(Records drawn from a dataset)
○ ○ ○

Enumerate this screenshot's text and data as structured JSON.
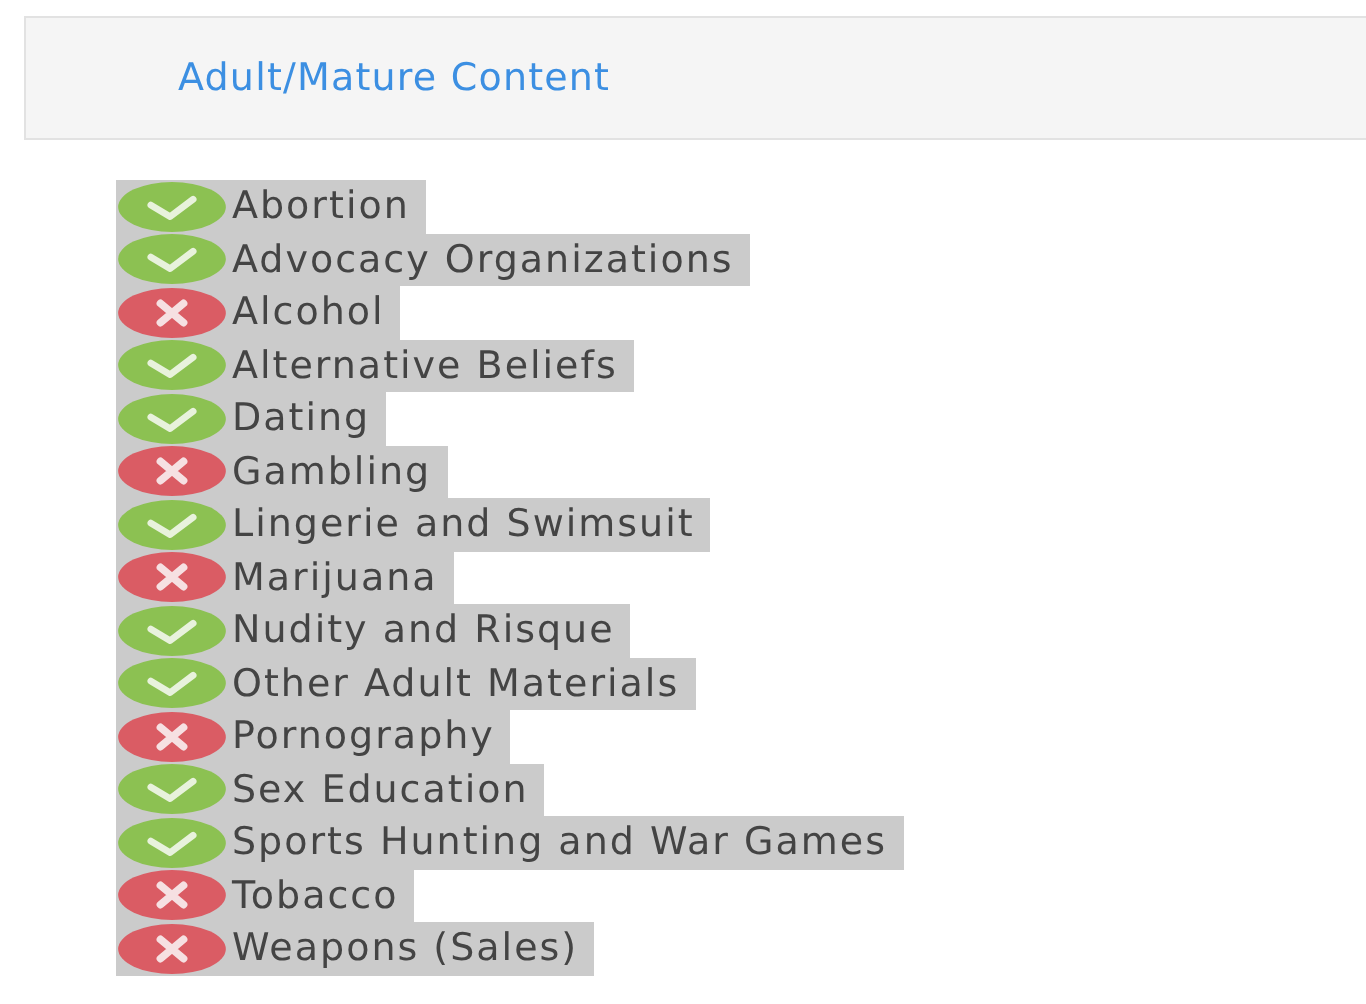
{
  "panel": {
    "title": "Adult/Mature Content"
  },
  "categories": [
    {
      "label": "Abortion",
      "allowed": true
    },
    {
      "label": "Advocacy Organizations",
      "allowed": true
    },
    {
      "label": "Alcohol",
      "allowed": false
    },
    {
      "label": "Alternative Beliefs",
      "allowed": true
    },
    {
      "label": "Dating",
      "allowed": true
    },
    {
      "label": "Gambling",
      "allowed": false
    },
    {
      "label": "Lingerie and Swimsuit",
      "allowed": true
    },
    {
      "label": "Marijuana",
      "allowed": false
    },
    {
      "label": "Nudity and Risque",
      "allowed": true
    },
    {
      "label": "Other Adult Materials",
      "allowed": true
    },
    {
      "label": "Pornography",
      "allowed": false
    },
    {
      "label": "Sex Education",
      "allowed": true
    },
    {
      "label": "Sports Hunting and War Games",
      "allowed": true
    },
    {
      "label": "Tobacco",
      "allowed": false
    },
    {
      "label": "Weapons (Sales)",
      "allowed": false
    }
  ]
}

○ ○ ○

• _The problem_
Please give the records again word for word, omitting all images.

• _Output below_
Enumerate this screenshot's text and data as structured JSON.
{
  "panel": {
    "title": "Adult/Mature Content"
  },
  "categories": [
    {
      "label": "Abortion",
      "allowed": true
    },
    {
      "label": "Advocacy Organizations",
      "allowed": true
    },
    {
      "label": "Alcohol",
      "allowed": false
    },
    {
      "label": "Alternative Beliefs",
      "allowed": true
    },
    {
      "label": "Dating",
      "allowed": true
    },
    {
      "label": "Gambling",
      "allowed": false
    },
    {
      "label": "Lingerie and Swimsuit",
      "allowed": true
    },
    {
      "label": "Marijuana",
      "allowed": false
    },
    {
      "label": "Nudity and Risque",
      "allowed": true
    },
    {
      "label": "Other Adult Materials",
      "allowed": true
    },
    {
      "label": "Pornography",
      "allowed": false
    },
    {
      "label": "Sex Education",
      "allowed": true
    },
    {
      "label": "Sports Hunting and War Games",
      "allowed": true
    },
    {
      "label": "Tobacco",
      "allowed": false
    },
    {
      "label": "Weapons (Sales)",
      "allowed": false
    }
  ]
}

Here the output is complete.